[INPUT MATERIAL — start]

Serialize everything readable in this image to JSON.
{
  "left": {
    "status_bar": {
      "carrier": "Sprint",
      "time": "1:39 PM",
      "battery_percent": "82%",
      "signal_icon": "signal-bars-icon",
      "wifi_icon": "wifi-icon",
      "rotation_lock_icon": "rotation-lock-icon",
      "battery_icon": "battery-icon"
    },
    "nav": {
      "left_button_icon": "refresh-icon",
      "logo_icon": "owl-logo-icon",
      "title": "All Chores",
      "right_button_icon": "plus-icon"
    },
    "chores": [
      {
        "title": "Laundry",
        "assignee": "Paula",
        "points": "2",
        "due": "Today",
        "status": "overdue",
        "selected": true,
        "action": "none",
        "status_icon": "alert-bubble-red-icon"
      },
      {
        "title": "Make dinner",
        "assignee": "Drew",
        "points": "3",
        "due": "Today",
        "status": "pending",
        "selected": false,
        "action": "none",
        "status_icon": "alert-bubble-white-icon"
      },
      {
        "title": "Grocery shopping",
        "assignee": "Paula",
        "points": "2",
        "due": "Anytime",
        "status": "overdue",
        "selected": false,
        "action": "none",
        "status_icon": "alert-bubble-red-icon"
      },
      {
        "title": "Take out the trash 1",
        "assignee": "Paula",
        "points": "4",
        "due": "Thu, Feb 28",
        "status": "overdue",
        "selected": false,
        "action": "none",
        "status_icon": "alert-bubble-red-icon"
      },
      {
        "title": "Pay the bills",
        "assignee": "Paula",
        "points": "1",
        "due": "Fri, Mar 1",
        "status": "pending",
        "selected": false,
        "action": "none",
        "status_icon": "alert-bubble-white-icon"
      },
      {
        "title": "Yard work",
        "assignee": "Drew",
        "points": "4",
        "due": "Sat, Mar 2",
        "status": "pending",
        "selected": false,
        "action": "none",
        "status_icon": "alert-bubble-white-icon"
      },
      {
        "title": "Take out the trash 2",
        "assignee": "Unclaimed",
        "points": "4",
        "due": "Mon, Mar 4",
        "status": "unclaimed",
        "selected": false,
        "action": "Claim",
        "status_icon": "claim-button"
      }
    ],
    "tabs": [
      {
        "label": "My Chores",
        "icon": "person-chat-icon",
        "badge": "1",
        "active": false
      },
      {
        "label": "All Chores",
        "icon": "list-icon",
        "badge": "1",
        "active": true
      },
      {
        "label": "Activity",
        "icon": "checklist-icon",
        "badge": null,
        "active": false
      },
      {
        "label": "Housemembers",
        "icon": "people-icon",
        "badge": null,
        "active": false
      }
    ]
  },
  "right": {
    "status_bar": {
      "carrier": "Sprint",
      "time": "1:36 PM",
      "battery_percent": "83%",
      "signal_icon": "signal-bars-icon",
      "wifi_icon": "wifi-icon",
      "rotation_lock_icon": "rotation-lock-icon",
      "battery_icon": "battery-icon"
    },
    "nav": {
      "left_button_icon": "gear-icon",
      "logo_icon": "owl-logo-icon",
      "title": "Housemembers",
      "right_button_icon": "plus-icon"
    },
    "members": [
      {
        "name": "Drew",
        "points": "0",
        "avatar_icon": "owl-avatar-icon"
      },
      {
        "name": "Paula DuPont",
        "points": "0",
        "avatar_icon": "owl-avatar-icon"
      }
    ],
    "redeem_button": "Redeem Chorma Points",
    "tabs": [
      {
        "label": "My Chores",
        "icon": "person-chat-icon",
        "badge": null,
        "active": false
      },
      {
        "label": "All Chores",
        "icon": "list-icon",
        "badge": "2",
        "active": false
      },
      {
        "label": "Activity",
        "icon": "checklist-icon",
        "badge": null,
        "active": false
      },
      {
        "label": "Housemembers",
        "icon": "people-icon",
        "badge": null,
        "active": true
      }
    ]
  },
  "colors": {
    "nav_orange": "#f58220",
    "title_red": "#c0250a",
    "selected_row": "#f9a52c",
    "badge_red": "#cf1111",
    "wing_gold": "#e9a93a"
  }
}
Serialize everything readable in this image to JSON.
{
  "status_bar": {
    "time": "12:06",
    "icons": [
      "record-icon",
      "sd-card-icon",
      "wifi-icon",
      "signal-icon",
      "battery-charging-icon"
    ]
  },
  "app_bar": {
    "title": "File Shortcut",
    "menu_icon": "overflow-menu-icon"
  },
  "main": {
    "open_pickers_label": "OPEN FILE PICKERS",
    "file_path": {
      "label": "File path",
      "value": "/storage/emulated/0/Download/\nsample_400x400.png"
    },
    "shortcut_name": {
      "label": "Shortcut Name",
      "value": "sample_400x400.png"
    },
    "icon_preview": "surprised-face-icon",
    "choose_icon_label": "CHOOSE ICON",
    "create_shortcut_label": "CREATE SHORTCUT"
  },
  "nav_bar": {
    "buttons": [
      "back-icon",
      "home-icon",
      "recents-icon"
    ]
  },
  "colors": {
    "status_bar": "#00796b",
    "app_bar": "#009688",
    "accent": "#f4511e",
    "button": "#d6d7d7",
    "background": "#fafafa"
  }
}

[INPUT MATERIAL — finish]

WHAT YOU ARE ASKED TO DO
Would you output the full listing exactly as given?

EXPECTED ANSWER
Serialize everything readable in this image to JSON.
{
  "left": {
    "status_bar": {
      "carrier": "Sprint",
      "time": "1:39 PM",
      "battery_percent": "82%",
      "signal_icon": "signal-bars-icon",
      "wifi_icon": "wifi-icon",
      "rotation_lock_icon": "rotation-lock-icon",
      "battery_icon": "battery-icon"
    },
    "nav": {
      "left_button_icon": "refresh-icon",
      "logo_icon": "owl-logo-icon",
      "title": "All Chores",
      "right_button_icon": "plus-icon"
    },
    "chores": [
      {
        "title": "Laundry",
        "assignee": "Paula",
        "points": "2",
        "due": "Today",
        "status": "overdue",
        "selected": true,
        "action": "none",
        "status_icon": "alert-bubble-red-icon"
      },
      {
        "title": "Make dinner",
        "assignee": "Drew",
        "points": "3",
        "due": "Today",
        "status": "pending",
        "selected": false,
        "action": "none",
        "status_icon": "alert-bubble-white-icon"
      },
      {
        "title": "Grocery shopping",
        "assignee": "Paula",
        "points": "2",
        "due": "Anytime",
        "status": "overdue",
        "selected": false,
        "action": "none",
        "status_icon": "alert-bubble-red-icon"
      },
      {
        "title": "Take out the trash 1",
        "assignee": "Paula",
        "points": "4",
        "due": "Thu, Feb 28",
        "status": "overdue",
        "selected": false,
        "action": "none",
        "status_icon": "alert-bubble-red-icon"
      },
      {
        "title": "Pay the bills",
        "assignee": "Paula",
        "points": "1",
        "due": "Fri, Mar 1",
        "status": "pending",
        "selected": false,
        "action": "none",
        "status_icon": "alert-bubble-white-icon"
      },
      {
        "title": "Yard work",
        "assignee": "Drew",
        "points": "4",
        "due": "Sat, Mar 2",
        "status": "pending",
        "selected": false,
        "action": "none",
        "status_icon": "alert-bubble-white-icon"
      },
      {
        "title": "Take out the trash 2",
        "assignee": "Unclaimed",
        "points": "4",
        "due": "Mon, Mar 4",
        "status": "unclaimed",
        "selected": false,
        "action": "Claim",
        "status_icon": "claim-button"
      }
    ],
    "tabs": [
      {
        "label": "My Chores",
        "icon": "person-chat-icon",
        "badge": "1",
        "active": false
      },
      {
        "label": "All Chores",
        "icon": "list-icon",
        "badge": "1",
        "active": true
      },
      {
        "label": "Activity",
        "icon": "checklist-icon",
        "badge": null,
        "active": false
      },
      {
        "label": "Housemembers",
        "icon": "people-icon",
        "badge": null,
        "active": false
      }
    ]
  },
  "right": {
    "status_bar": {
      "carrier": "Sprint",
      "time": "1:36 PM",
      "battery_percent": "83%",
      "signal_icon": "signal-bars-icon",
      "wifi_icon": "wifi-icon",
      "rotation_lock_icon": "rotation-lock-icon",
      "battery_icon": "battery-icon"
    },
    "nav": {
      "left_button_icon": "gear-icon",
      "logo_icon": "owl-logo-icon",
      "title": "Housemembers",
      "right_button_icon": "plus-icon"
    },
    "members": [
      {
        "name": "Drew",
        "points": "0",
        "avatar_icon": "owl-avatar-icon"
      },
      {
        "name": "Paula DuPont",
        "points": "0",
        "avatar_icon": "owl-avatar-icon"
      }
    ],
    "redeem_button": "Redeem Chorma Points",
    "tabs": [
      {
        "label": "My Chores",
        "icon": "person-chat-icon",
        "badge": null,
        "active": false
      },
      {
        "label": "All Chores",
        "icon": "list-icon",
        "badge": "2",
        "active": false
      },
      {
        "label": "Activity",
        "icon": "checklist-icon",
        "badge": null,
        "active": false
      },
      {
        "label": "Housemembers",
        "icon": "people-icon",
        "badge": null,
        "active": true
      }
    ]
  },
  "colors": {
    "nav_orange": "#f58220",
    "title_red": "#c0250a",
    "selected_row": "#f9a52c",
    "badge_red": "#cf1111",
    "wing_gold": "#e9a93a"
  }
}
Serialize everything readable in this image to JSON.
{
  "status_bar": {
    "time": "12:06",
    "icons": [
      "record-icon",
      "sd-card-icon",
      "wifi-icon",
      "signal-icon",
      "battery-charging-icon"
    ]
  },
  "app_bar": {
    "title": "File Shortcut",
    "menu_icon": "overflow-menu-icon"
  },
  "main": {
    "open_pickers_label": "OPEN FILE PICKERS",
    "file_path": {
      "label": "File path",
      "value": "/storage/emulated/0/Download/\nsample_400x400.png"
    },
    "shortcut_name": {
      "label": "Shortcut Name",
      "value": "sample_400x400.png"
    },
    "icon_preview": "surprised-face-icon",
    "choose_icon_label": "CHOOSE ICON",
    "create_shortcut_label": "CREATE SHORTCUT"
  },
  "nav_bar": {
    "buttons": [
      "back-icon",
      "home-icon",
      "recents-icon"
    ]
  },
  "colors": {
    "status_bar": "#00796b",
    "app_bar": "#009688",
    "accent": "#f4511e",
    "button": "#d6d7d7",
    "background": "#fafafa"
  }
}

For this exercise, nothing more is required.